    Wonderful co-creator & re-designer of environment with The Almighty…am going to be one of them…by His grace

  • Hafedh Yahya

    Congrats Samuel for this interesting collection of information. however you miss some information about the origins of some architect like Zaha she was born in Iraq /Mosul. great job thank you again

  • nick mata

    If we will post our architectural works here, i guess we’ll put our best works for others to see as an inspiration and maybe justify “award winning”… Where are the best works of Shipla Architects being an award winning architect?
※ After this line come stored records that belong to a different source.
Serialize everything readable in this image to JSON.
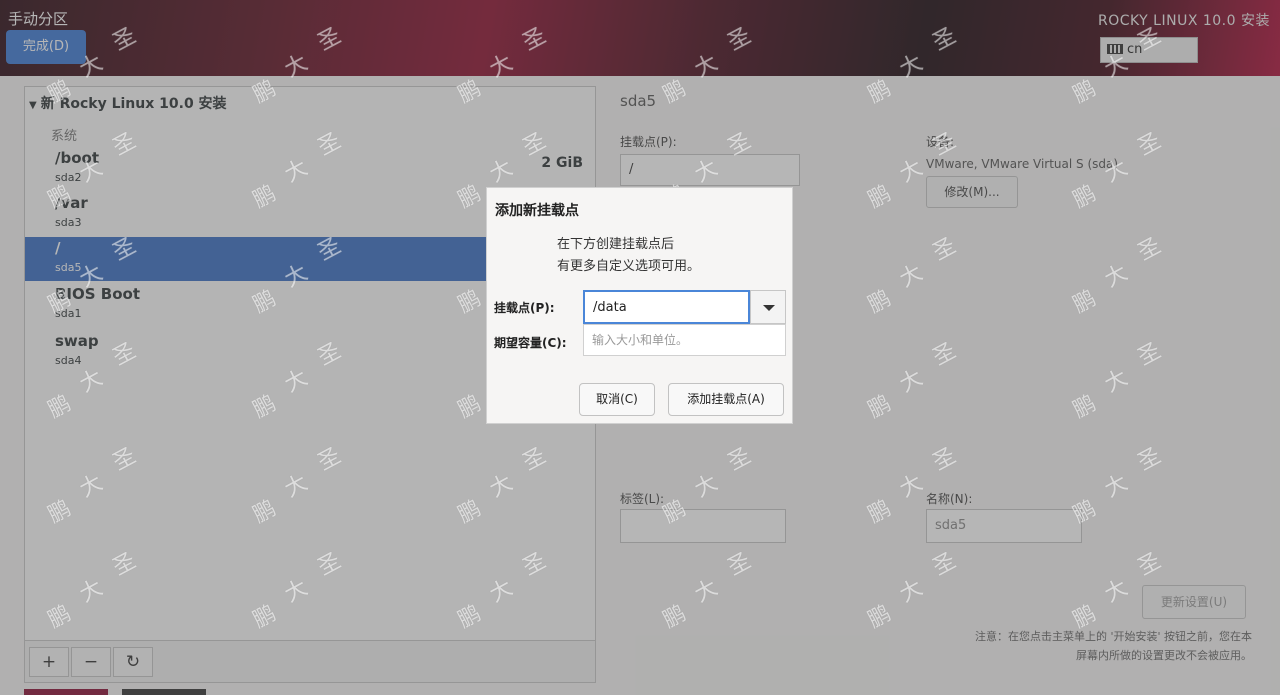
{
  "header": {
    "title": "手动分区",
    "done_label": "完成(D)",
    "product": "ROCKY LINUX 10.0 安装",
    "keyboard_layout": "cn"
  },
  "left": {
    "install_title": "新 Rocky Linux 10.0 安装",
    "system_label": "系统",
    "items": [
      {
        "mount": "/boot",
        "device": "sda2",
        "size": "2 GiB",
        "selected": false
      },
      {
        "mount": "/var",
        "device": "sda3",
        "size": "",
        "selected": false
      },
      {
        "mount": "/",
        "device": "sda5",
        "size": "",
        "selected": true
      },
      {
        "mount": "BIOS Boot",
        "device": "sda1",
        "size": "",
        "selected": false
      },
      {
        "mount": "swap",
        "device": "sda4",
        "size": "",
        "selected": false
      }
    ],
    "toolbar": {
      "add": "+",
      "remove": "−",
      "refresh": "↻"
    }
  },
  "right": {
    "title": "sda5",
    "mount_label": "挂载点(P):",
    "mount_value": "/",
    "device_label": "设备:",
    "device_value": "VMware, VMware Virtual S (sda)",
    "modify_button": "修改(M)...",
    "label_label": "标签(L):",
    "name_label": "名称(N):",
    "name_value": "sda5",
    "update_button": "更新设置(U)",
    "note": "注意：在您点击主菜单上的 '开始安装' 按钮之前，您在本屏幕内所做的设置更改不会被应用。"
  },
  "dialog": {
    "title": "添加新挂载点",
    "message_line1": "在下方创建挂载点后",
    "message_line2": "有更多自定义选项可用。",
    "mount_label": "挂载点(P):",
    "mount_value": "/data",
    "capacity_label": "期望容量(C):",
    "capacity_placeholder": "输入大小和单位。",
    "cancel_label": "取消(C)",
    "add_label": "添加挂载点(A)"
  },
  "watermark": {
    "chars": [
      "鹏",
      "大",
      "圣"
    ]
  },
  "colors": {
    "accent": "#3d7ad6",
    "selected_row": "#3a6fc4",
    "focus_border": "#4a86d8"
  }
}
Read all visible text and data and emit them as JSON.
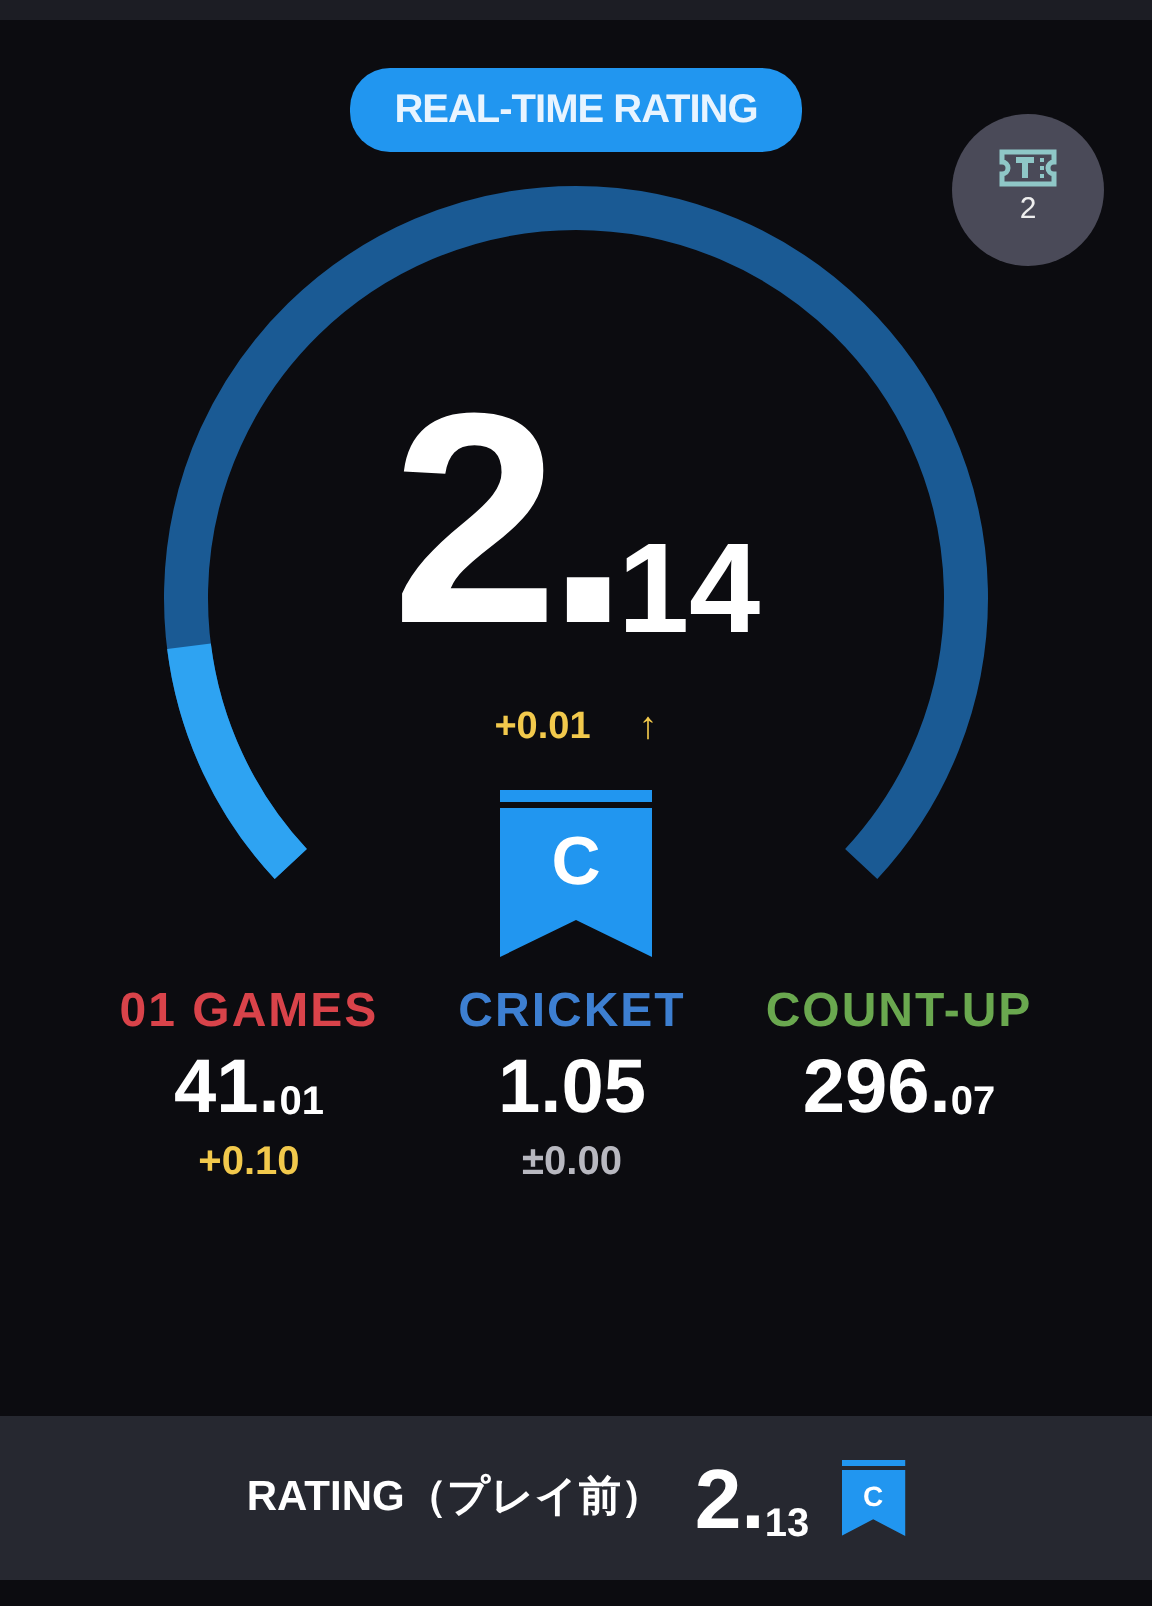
{
  "header": {
    "title": "REAL-TIME RATING",
    "ticket_count": "2"
  },
  "gauge": {
    "rating_int": "2.",
    "rating_dec": "14",
    "change": "+0.01",
    "trend_arrow": "↑",
    "rank": "C"
  },
  "stats": [
    {
      "label": "01 GAMES",
      "color": "#d9434a",
      "value": "41.",
      "decimals": "01",
      "change": {
        "text": "+0.10",
        "color": "#f2c94c"
      }
    },
    {
      "label": "CRICKET",
      "color": "#3d7fd1",
      "value": "1.05",
      "change": {
        "text": "±0.00",
        "color": "#b8b8c0"
      }
    },
    {
      "label": "COUNT-UP",
      "color": "#6aa84f",
      "value": "296.",
      "decimals": "07"
    }
  ],
  "footer": {
    "label": "RATING（プレイ前）",
    "rating_int": "2.",
    "rating_dec": "13",
    "rank": "C"
  }
}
  • Manuel Marichal

    Kudos, Samuel, getting the most 40 famous in one
    list is not easy, but a few good names could be left out the list. I suggest you
    add (10) ten more and make the list with 50 including: IM Pei,
    Nicholas Grimshaw, Michael Hopkins, KenzoTange, Craig Edward Dykers &
    Kjetil Trædal Thorsen (Snφhetta), Diller Scofidio+Renfro (RS+R), Coop
    Himmelblau, Arata Isozaki and Adrian Smith+Gill Gilles (AS+GG)
    And by the way, Burj Khalifa design credits goes to Adrian Smith who left SOM in 2006 to start his own firm with Gill Gilles known as AS+GG Architecture in Chicago
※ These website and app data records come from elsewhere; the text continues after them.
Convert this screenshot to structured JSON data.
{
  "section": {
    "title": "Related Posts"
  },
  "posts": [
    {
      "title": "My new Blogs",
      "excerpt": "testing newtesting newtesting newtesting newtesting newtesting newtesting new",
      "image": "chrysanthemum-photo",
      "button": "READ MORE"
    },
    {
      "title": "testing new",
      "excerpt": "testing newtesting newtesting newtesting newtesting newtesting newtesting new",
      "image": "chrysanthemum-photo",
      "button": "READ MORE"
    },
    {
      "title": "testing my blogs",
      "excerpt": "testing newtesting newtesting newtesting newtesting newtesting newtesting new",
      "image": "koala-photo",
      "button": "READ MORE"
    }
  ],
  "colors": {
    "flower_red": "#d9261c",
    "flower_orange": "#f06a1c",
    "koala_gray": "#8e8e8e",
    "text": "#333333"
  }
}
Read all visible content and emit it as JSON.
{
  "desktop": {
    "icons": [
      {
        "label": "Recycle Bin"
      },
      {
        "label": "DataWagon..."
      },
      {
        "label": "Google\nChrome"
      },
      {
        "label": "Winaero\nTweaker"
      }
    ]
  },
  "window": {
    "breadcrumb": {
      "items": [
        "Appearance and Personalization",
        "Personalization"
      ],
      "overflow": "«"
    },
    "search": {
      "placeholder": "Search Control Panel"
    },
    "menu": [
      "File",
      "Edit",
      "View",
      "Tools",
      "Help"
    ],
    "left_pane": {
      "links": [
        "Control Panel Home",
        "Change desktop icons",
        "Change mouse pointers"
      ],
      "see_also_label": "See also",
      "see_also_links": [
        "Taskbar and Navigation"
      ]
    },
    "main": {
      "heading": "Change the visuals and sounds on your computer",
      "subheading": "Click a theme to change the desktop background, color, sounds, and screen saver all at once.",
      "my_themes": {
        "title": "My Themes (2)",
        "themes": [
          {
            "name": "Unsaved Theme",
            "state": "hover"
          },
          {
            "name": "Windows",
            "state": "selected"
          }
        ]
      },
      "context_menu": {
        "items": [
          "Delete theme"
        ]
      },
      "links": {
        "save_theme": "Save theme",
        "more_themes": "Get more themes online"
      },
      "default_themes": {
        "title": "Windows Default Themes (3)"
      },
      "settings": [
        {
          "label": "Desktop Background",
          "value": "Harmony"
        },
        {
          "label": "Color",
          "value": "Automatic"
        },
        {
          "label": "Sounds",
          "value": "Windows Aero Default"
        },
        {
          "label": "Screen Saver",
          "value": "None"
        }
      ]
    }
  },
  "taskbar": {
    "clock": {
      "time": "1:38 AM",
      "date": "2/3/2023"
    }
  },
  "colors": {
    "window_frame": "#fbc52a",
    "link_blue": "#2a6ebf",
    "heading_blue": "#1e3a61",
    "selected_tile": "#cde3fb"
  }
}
    • Joe_3

      Sou Foujimoto, SANAA, Chipperfield (huge miss from the list of 40), David Adjaye, Aires Mateus, Souto De Moura, John Mcaslan.. A few from the 40 also belong in a 20th century list…

  • Matt Dorry

    Of course, with her death, it’s only natural Zaha be at the end of the list. I’m surprised I made it to the end without violently vomiting. It’s disgusting. All of it. These people are spiritually and philsophically bankrupt, if not morally, if they think there’s any beauty or worth or truth to the monstrosities they erect.

    • yoda

      The list is created in an alphabetical order you fool.. Zaha is in the end coz her name starts with a Z.. not coz she is dead.

  • Phaidon_Shreve

    What? No Alberto Campo Baeza. Start over.

  • Çağatay Yanaraltın

    no alberto campo baeza but bjarke lmao